** Record excerpts follows **
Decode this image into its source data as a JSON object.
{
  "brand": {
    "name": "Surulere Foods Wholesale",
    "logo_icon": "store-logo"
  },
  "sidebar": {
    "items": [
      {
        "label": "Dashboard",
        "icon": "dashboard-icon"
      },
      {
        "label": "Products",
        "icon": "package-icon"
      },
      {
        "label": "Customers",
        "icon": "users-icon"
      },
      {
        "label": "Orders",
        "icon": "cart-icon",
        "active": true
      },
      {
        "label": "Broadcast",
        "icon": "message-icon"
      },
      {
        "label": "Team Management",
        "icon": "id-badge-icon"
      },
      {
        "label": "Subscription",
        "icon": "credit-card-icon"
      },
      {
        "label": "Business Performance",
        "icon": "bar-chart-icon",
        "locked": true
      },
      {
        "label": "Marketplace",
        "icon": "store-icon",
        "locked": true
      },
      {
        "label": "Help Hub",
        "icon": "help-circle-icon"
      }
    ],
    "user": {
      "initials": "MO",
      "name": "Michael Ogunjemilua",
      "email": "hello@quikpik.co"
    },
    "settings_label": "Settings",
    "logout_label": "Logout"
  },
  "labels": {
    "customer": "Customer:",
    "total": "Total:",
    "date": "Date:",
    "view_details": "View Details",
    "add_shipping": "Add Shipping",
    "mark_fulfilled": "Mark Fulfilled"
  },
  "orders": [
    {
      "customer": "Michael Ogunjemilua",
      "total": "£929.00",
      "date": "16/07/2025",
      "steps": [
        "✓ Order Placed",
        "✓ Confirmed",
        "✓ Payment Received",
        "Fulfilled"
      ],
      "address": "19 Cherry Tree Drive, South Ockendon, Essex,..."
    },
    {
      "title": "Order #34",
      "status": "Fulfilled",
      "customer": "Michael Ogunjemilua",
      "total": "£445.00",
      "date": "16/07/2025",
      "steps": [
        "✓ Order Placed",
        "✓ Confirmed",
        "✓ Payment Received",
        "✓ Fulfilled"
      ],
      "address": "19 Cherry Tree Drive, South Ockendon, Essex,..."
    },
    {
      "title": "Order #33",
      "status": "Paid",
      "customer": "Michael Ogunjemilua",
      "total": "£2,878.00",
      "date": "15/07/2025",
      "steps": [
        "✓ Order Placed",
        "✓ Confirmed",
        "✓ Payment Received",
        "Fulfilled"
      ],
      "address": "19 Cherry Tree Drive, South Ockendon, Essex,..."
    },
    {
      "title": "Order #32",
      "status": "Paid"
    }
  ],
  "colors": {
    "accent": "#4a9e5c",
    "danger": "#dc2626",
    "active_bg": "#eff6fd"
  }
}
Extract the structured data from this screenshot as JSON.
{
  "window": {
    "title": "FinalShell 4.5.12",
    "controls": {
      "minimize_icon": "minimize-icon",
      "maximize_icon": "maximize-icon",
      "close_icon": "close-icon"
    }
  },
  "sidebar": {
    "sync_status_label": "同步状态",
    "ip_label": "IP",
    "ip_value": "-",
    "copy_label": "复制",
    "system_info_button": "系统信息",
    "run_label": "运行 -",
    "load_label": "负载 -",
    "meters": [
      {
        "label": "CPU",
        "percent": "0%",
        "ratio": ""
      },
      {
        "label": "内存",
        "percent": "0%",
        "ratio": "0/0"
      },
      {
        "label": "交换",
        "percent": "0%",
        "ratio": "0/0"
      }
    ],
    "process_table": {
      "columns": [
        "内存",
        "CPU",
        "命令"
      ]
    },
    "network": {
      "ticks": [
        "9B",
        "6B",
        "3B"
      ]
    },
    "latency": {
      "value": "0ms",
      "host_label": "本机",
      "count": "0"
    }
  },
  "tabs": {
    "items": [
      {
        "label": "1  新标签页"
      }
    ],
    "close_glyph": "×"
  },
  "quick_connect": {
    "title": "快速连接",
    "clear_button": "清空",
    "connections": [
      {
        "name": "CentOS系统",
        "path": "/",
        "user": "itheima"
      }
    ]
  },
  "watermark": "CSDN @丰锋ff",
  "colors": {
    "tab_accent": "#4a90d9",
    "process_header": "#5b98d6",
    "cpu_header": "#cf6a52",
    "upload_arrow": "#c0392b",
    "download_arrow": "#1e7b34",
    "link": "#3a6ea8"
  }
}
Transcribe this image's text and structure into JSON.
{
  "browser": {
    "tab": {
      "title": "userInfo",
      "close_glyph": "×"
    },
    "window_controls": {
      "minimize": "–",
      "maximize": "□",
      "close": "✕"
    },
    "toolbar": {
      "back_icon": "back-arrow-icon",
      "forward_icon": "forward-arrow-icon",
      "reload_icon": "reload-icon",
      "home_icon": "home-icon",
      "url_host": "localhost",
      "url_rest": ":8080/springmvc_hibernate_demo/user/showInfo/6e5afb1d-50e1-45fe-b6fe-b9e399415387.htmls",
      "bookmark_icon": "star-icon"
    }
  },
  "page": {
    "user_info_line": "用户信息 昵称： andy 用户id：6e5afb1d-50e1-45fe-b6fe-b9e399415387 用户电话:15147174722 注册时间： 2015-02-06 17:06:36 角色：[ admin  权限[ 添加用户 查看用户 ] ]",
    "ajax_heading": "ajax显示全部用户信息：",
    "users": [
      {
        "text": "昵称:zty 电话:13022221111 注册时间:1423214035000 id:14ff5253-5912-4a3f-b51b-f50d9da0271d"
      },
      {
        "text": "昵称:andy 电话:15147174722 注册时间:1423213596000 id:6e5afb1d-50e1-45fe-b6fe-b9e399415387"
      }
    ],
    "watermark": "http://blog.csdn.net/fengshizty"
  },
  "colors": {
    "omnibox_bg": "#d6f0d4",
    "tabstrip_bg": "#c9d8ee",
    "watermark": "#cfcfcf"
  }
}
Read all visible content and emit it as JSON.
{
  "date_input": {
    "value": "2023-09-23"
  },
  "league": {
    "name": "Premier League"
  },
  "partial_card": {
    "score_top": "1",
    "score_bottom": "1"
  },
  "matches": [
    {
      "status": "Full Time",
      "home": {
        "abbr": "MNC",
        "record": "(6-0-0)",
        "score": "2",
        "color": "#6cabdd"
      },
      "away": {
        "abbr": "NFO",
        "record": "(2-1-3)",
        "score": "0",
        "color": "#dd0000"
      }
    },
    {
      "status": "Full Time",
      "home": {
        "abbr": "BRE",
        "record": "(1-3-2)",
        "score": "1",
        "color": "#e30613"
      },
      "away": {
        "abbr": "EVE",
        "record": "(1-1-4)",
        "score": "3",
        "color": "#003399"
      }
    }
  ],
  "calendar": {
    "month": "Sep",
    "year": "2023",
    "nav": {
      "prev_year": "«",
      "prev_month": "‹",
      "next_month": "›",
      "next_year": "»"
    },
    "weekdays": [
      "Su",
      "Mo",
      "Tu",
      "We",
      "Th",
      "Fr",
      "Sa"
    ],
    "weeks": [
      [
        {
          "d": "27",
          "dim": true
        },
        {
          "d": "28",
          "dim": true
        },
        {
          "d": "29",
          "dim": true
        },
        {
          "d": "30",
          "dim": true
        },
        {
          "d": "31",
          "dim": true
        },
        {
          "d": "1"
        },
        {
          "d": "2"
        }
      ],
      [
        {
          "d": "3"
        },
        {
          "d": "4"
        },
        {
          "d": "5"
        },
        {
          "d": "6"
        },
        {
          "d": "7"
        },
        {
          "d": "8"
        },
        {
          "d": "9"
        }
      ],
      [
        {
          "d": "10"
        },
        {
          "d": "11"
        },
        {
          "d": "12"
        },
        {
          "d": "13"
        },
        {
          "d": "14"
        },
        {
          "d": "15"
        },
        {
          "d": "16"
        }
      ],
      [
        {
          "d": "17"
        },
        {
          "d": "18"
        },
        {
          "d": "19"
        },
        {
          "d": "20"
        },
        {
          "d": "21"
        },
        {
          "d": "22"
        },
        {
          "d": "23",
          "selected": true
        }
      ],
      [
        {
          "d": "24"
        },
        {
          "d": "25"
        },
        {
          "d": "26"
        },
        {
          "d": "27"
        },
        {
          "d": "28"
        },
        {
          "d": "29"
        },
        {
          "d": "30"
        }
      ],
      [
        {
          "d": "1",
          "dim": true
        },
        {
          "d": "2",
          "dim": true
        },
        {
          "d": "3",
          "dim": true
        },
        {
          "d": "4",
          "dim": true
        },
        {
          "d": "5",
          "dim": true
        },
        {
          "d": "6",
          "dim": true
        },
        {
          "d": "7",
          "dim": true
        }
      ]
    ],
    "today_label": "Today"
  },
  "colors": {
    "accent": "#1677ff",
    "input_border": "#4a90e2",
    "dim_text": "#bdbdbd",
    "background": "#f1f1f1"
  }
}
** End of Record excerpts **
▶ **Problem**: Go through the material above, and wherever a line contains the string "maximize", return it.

▶ **Output below**:
      "maximize_icon": "maximize-icon",
      "maximize": "□",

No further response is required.